Task statement =
From the data below, return each line in which the string "Claroline" is found.

Dataset =
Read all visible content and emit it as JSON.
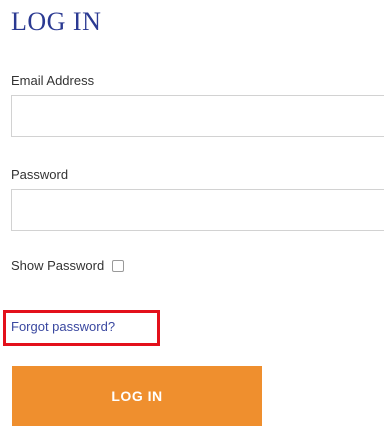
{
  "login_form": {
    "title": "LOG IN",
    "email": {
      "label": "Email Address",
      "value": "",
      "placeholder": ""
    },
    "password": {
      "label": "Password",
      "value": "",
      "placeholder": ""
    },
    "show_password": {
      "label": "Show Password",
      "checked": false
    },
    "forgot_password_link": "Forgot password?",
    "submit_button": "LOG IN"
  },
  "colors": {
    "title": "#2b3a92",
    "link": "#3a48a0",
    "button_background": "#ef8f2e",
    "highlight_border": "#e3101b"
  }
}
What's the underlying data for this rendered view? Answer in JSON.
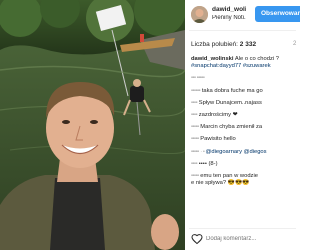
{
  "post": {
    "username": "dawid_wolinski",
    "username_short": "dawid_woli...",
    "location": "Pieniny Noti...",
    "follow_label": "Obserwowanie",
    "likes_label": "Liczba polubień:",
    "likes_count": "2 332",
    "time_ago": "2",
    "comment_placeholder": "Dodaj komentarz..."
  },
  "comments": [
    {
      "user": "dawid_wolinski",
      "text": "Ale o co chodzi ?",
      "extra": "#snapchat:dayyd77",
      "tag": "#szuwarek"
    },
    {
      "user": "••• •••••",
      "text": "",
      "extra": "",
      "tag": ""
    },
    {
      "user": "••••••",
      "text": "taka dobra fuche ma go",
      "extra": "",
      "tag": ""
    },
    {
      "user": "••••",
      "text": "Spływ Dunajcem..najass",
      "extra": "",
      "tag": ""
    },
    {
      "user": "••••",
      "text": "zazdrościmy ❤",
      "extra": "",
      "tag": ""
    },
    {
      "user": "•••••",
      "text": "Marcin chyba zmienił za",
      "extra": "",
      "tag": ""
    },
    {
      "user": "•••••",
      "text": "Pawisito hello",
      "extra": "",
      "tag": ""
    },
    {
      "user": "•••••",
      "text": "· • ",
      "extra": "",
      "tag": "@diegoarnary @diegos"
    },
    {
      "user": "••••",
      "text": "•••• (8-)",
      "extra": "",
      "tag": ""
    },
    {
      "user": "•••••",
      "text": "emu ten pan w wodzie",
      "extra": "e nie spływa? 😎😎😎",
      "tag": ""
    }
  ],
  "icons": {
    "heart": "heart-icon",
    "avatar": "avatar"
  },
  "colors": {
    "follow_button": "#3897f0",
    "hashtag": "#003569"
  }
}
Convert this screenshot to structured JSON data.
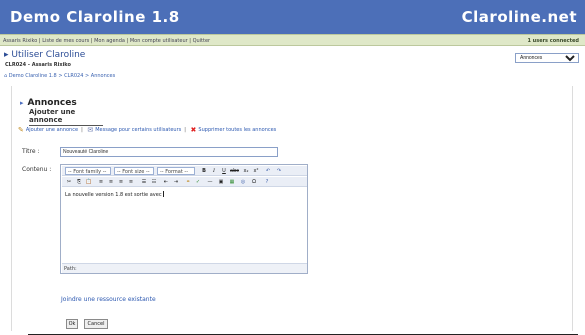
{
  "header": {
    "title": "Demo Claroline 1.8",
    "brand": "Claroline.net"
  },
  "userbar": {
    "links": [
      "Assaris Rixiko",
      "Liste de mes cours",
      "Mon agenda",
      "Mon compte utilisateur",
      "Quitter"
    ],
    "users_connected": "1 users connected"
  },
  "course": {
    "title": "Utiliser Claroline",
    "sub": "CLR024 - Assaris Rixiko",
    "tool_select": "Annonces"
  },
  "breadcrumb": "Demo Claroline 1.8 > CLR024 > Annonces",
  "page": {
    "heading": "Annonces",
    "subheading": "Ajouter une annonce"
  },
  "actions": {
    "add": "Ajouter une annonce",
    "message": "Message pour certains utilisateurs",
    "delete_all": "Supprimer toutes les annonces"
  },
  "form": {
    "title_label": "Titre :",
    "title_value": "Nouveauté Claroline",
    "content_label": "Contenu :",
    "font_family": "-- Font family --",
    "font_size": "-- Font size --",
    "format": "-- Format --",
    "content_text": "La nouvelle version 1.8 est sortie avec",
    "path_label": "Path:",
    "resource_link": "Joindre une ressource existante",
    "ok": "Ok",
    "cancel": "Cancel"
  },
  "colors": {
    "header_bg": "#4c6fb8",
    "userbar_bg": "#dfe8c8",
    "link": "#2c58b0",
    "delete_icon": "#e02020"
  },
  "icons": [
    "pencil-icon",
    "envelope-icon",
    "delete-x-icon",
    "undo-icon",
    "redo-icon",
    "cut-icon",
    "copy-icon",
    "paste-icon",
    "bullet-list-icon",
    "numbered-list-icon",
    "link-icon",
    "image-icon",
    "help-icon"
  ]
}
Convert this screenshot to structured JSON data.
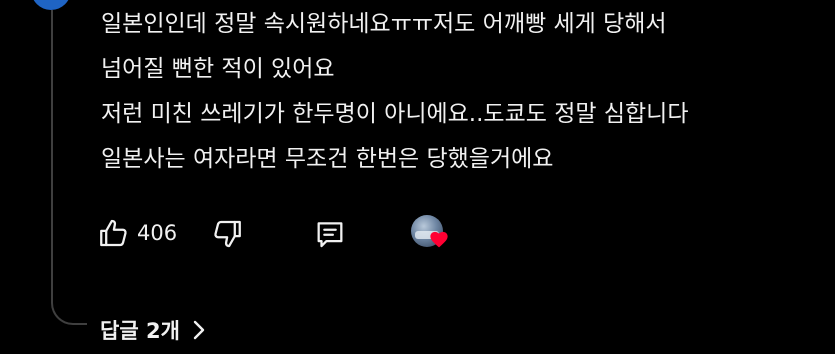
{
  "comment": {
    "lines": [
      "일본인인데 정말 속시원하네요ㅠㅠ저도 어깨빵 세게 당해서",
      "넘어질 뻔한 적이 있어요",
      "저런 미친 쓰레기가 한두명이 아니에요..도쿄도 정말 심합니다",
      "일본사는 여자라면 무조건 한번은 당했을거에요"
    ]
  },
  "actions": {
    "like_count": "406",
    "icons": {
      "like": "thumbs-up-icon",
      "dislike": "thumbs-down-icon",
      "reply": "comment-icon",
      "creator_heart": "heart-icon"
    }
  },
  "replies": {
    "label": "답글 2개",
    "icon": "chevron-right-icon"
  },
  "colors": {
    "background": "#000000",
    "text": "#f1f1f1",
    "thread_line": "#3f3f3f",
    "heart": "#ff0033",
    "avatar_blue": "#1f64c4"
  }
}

Solved exercise =
    "title": "Demo Claroline 1.8",
    "brand": "Claroline.net"
    "title": "Utiliser Claroline",
  "breadcrumb": "Demo Claroline 1.8 > CLR024 > Annonces",
    "title_value": "Nouveauté Claroline",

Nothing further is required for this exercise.